Considerations for Implementation
When implementing a Housing First program, the following issues should be considered. These are drawn from studies included in the existing evidence review, the broader literature, and expert opinion.
- Resistance from community institutions to providing programs for people who are not “housing ready” (Tsemberis, 2003).
- Resistance from landlords. Unless there are regulations preventing this type of discrimination, landlords may reject rental applications from program participants (Nelson et al., 2014).
- Collaboration among agencies and coordination of services. People experiencing homelessness and living with disabling conditions commonly have multiple and diverse needs. Housing First programs can benefit from collaboration among agencies and coordination of services (U.S. Interagency Council on Homelessness, 2016).
- Funding. At this time, there is no coordinated, single source of funding for Housing First programs (National Academy Report, 2018).
Several areas were identified as having limited information. Additional research would help answer questions and strengthen findings in these areas.
- How effective is the Housing First program for the following population groups?
- Women and LGBTQ
- Rural communities
- Which types of services do programs offer? Which ones do clients use and with what frequency? How does program effectiveness vary by services available or used?
- What is the long-term impact of the Housing First program on health outcomes?
- What is the cost-effectiveness of Housing First programs?
- What is the cost-benefit when interventions are implemented for youth or families, or in smaller urban or rural areas?
Burt MR and Cohen BE. Differences among homeless single women, women with children, and single men. Social Problems. 1989;36(5):508-24.
Caton CL, Wilkins C, Anderson J. People who experience long-term homelessness: Characteristics and interventions. In Toward understanding homelessness: The 2007 national symposium on homelessness research. U.S. Department of Health and Human Services and US Department of Housing and Urban Development; Washington (DC): 2007.
Henry M, Watt R, Rosenthal L, Shivji A. 2017 Annual Homeless Assessment Report (AHAR) to Congress: Part 2- Estimates of Homelessness in the United States. U.S. Department of Housing and Urban Development (HUD)Abt Associates; Washington (DC): 2018.
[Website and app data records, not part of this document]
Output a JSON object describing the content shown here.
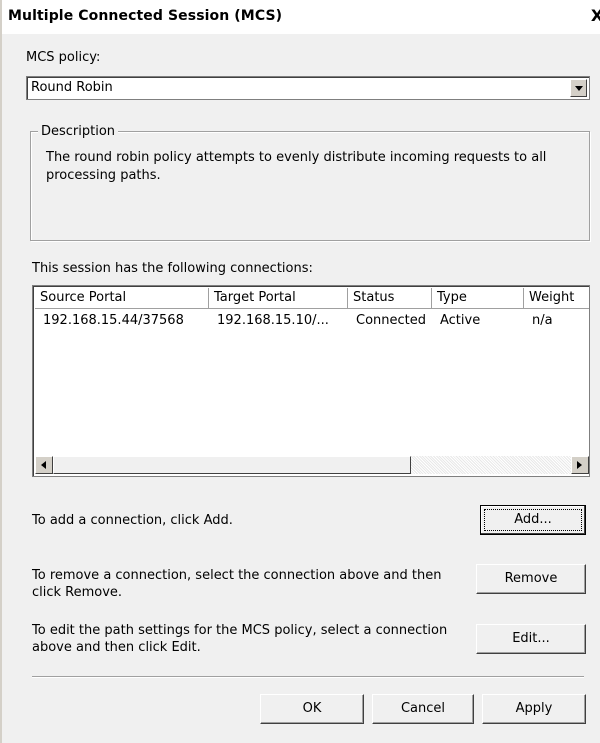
{
  "window": {
    "title": "Multiple Connected Session (MCS)",
    "close_glyph": "X"
  },
  "policy": {
    "label": "MCS policy:",
    "selected": "Round Robin"
  },
  "description": {
    "legend": "Description",
    "text": "The round robin policy attempts to evenly distribute incoming requests to all processing paths."
  },
  "connections": {
    "label": "This session has the following connections:",
    "columns": [
      "Source Portal",
      "Target Portal",
      "Status",
      "Type",
      "Weight"
    ],
    "rows": [
      [
        "192.168.15.44/37568",
        "192.168.15.10/...",
        "Connected",
        "Active",
        "n/a"
      ]
    ]
  },
  "actions": {
    "add_hint": "To add a connection, click Add.",
    "add_label": "Add...",
    "remove_hint": "To remove a connection, select the connection above and then click Remove.",
    "remove_label": "Remove",
    "edit_hint": "To edit the path settings for the MCS policy, select a connection above and then click Edit.",
    "edit_label": "Edit..."
  },
  "footer": {
    "ok_label": "OK",
    "cancel_label": "Cancel",
    "apply_label": "Apply"
  },
  "icons": {
    "combo_arrow": "chevron-down-icon",
    "scroll_left": "triangle-left-icon",
    "scroll_right": "triangle-right-icon",
    "close": "close-icon"
  }
}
Lewis JH, Andersen RM, Gelberg L. Health care for homeless women: unmet needs and barriers to care. Journal of General Internal Medicine 2003;18(11):921-8.
Mares AS, Rosenheck RA. A comparison of treatment outcomes among chronically homelessness adults receiving comprehensive housing and health care services versus usual local care. Administration and Policy in Mental Health and Mental Health Services Research 2011;38(6);459-75.
National Academies of Sciences, Engineering, and Medicine. Permanent supportive housing: evaluating the evidence for improving health outcomes among people experiencing chronic homelessness. National Academies Press; Washington (DC): 2018.
Nelson G, Stefancic A, Rae J, et al. Early implementation evaluation of a multi-site Housing First intervention for homeless people with mental illness: a mixed methods approach. Evaluation and Program Planning 2014;43:16-26.
Poremski D, Hwang SW. Willingness of housing first participants to consider supported-employment services. Psychiatric Services 2016;67(6):667-70.
Poremski D, Stergiopoulos V, Braithwaite E, Distasio J, Nisenbaum R and Latimer E. Effects of Housing First on employment and income of homeless individuals: results of a randomized trial. Psychiatric Services 2016;67(6):603-9.
Tsemberis SJ, Moran L, Shinn M, Asmussen SM, Shern DL. Consumer preference programs for individuals who are homeless and have psychiatric disabilities: a drop-in center and a supported housing program. American Journal of Community Psychology 2003;32(3-4): 305-17.
Tsemberis SJ. Housing First: The Pathways Model to End Homelessness for People with Mental Health and Substance Use Disorders. Hazelden Foundation; Center City (MN): 2010.
United States Interagency Council on Homelessness (USICH). Housing First Checklist: Assessing Projects and Systems for a Housing First Orientation. Washington (DC): 2016.